14. 1st and 10 from A's 30.  Wide receiver A2 is on the line, covering up tight end A3 who is also on the line.  A1's shovel pass is complete to A3 at A's 28, and he advances to A's 35 where he is tackled.

As above, A3 is an ineligible receiver (his fault or not), and as such, he may not bat, muff, or catch a forward pass unless it is first touched by B.  The five-yard penalty will be enforced from the spot of the touching, and along with the loss-of-down will make it 2nd and 17 from A's 23.  This is enforced from the spot of the touching because the touching occurred behind the basic (previous) spot.  In (13), the touching occurred in advance of the spot, so we utilized the basic (previous) spot.  This is the essence of the all-but-one enforcement philosophy.
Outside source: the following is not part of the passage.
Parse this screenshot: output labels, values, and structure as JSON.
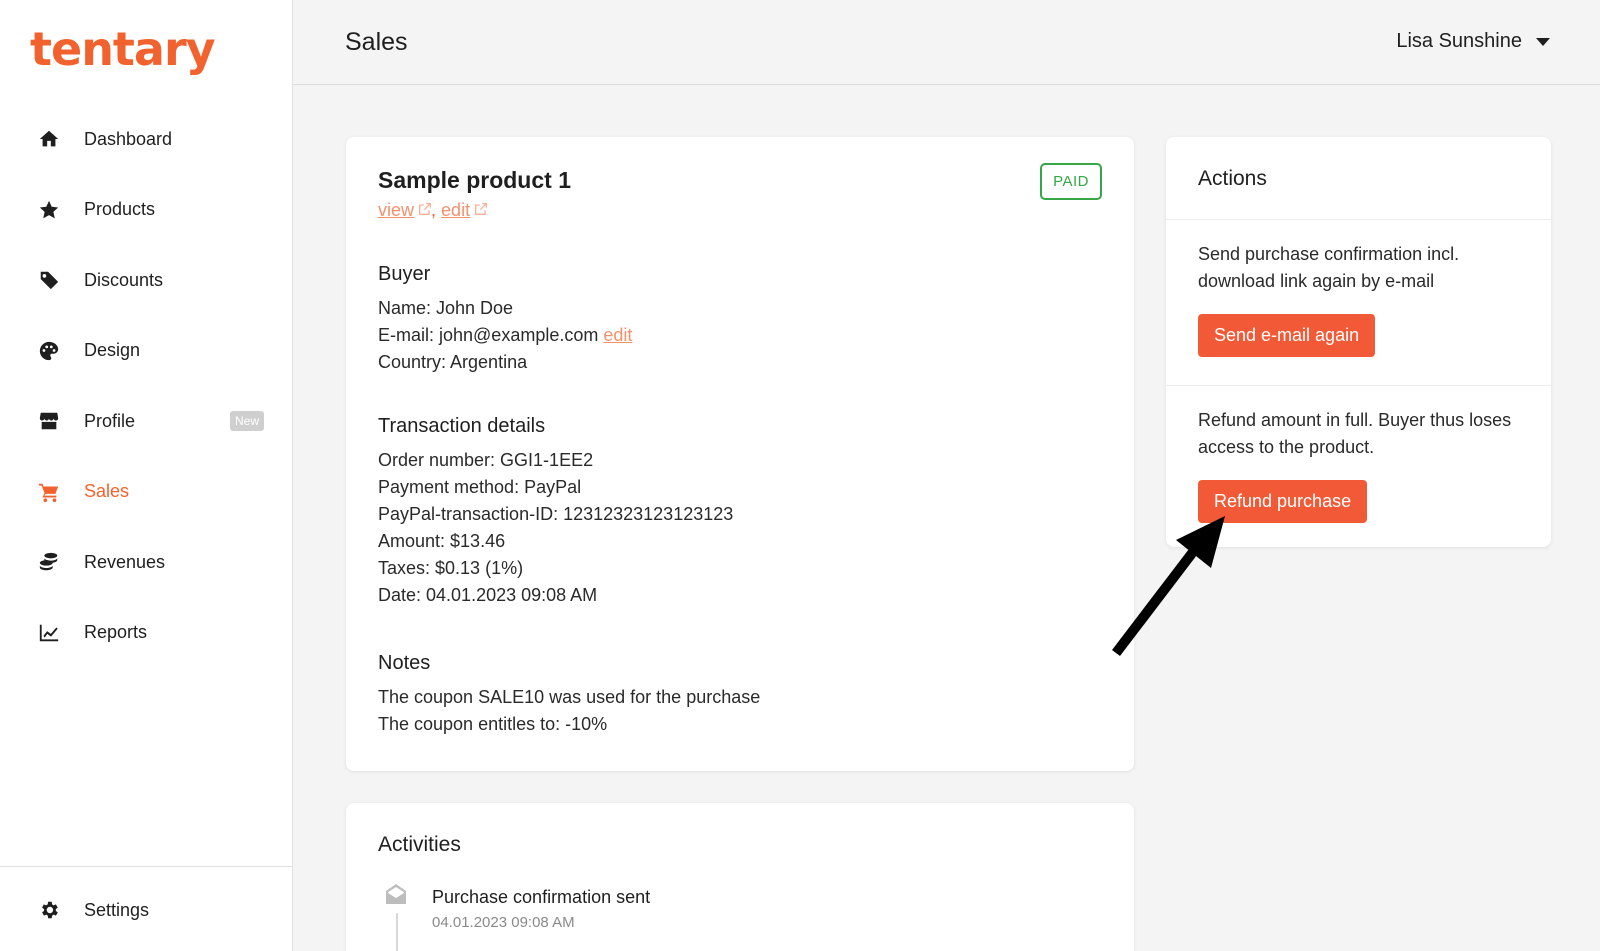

15. 2nd and 10 from A's 30.  A1 is flushed from the pocket, and lineman A2 wanders downfield to A's 35.  He then returns to the line of scrimmage prior to A1's pass.  The pass is complete to A3 at A's 28, and he advances to A's 35 where he is tackled.

There is no foul as the pass did not cross the neutral zone.  If the pass had been completed at A's 32, this would have been a foul for an ineligible receiver downfield because even if A2 returns behind the line prior to the pass, he has still been downfield illegally.  This play illustrates the importance of the umpire moving to the line of scrimmage whenever a pass is thrown.  He will have the best (and perhaps only) "look" as to whether or not the pass crossed the line.

16. 3rd and 10 from A's 30.  Prior to A1's pass being thrown, lineman A2 contacts lineman B1 and drives him back four yards.  A1's pass is complete to A3 at A's 45, where he is tackled.

A2 is guilty of being an ineligible receiver downfield.  By rule, a lineman "is not illegally downfield if, at the snap, he immediately contacts an opponent and the contact does not continue beyond the expanded neutral zone" (two yards).  We're not going to nit-pick this one, but four yards is clearly too far to have driven the opponent back without penalty.  After the five-yard penalty, it will be 3rd and 15 from A's 25

17. 2nd and 10 from A's 30.  A1 is flushed from the pocket and, unable to find a receiver, throws the ball onto the track.  A1 was outside the tackle when he threw the pass, and the ball traveled beyond the line of scrimmage.

This may be legal on Saturdays (NCAA) and Sundays (NFL), but on Fridays (High School) this is intentional grounding.  The penalty is five yards from the spot of the pass and a loss of down.

18. 1st and 10 from A's 30.  A1 is under pressure, but is able to get the pass off in the direction of eligible A2 at A's 35.  A2 makes no attempt to reach the ball, and as a matter of fact is not even looking back toward the ball.

In order to avoid an intentional grounding call, A1 must have the good fortune to "dump the ball" in the vicinity of an eligible receiver.  The receiver need not make a play on the ball, or even be aware that a pass is being thrown toward him.  This is not a foul.

19. 2nd and 20 from A's 20.  A1's pass is intercepted by B1 at A's 35 and returned to A's 25.  After A1 has thrown the pass, he is roughed by B2.

B2 is guilty of roughing the passer.  The 15-yard penalty is enforced from the previous spot and includes an automatic first down, so the result is 1st and 10 from A's 35.  Any time that the pass is incomplete or intercepted -- or ends behind the line of scrimmage -- enforcement is from the previous spot.

20. 3rd and 20 from A's 20.  A1's pass is complete to A2 at A's 35.  A2 advances to A's 40 where he fumbles.  A3 recovers the fumble at A's 45.  After A1 has thrown the pass, he is roughed by B1.

B1 is guilty of roughing the passer, but in this situation, the pass was completed beyond the neutral zone…so enforcement is from the end of the run.  The run ended here at the spot of the fumble, so the 15-yard walk-off from A's 40 will make it 1st and 10 from B's 45.  If the ball had been advanced by A after the fumble (rather than just "fallen upon"), enforcement would have been from the end of that run.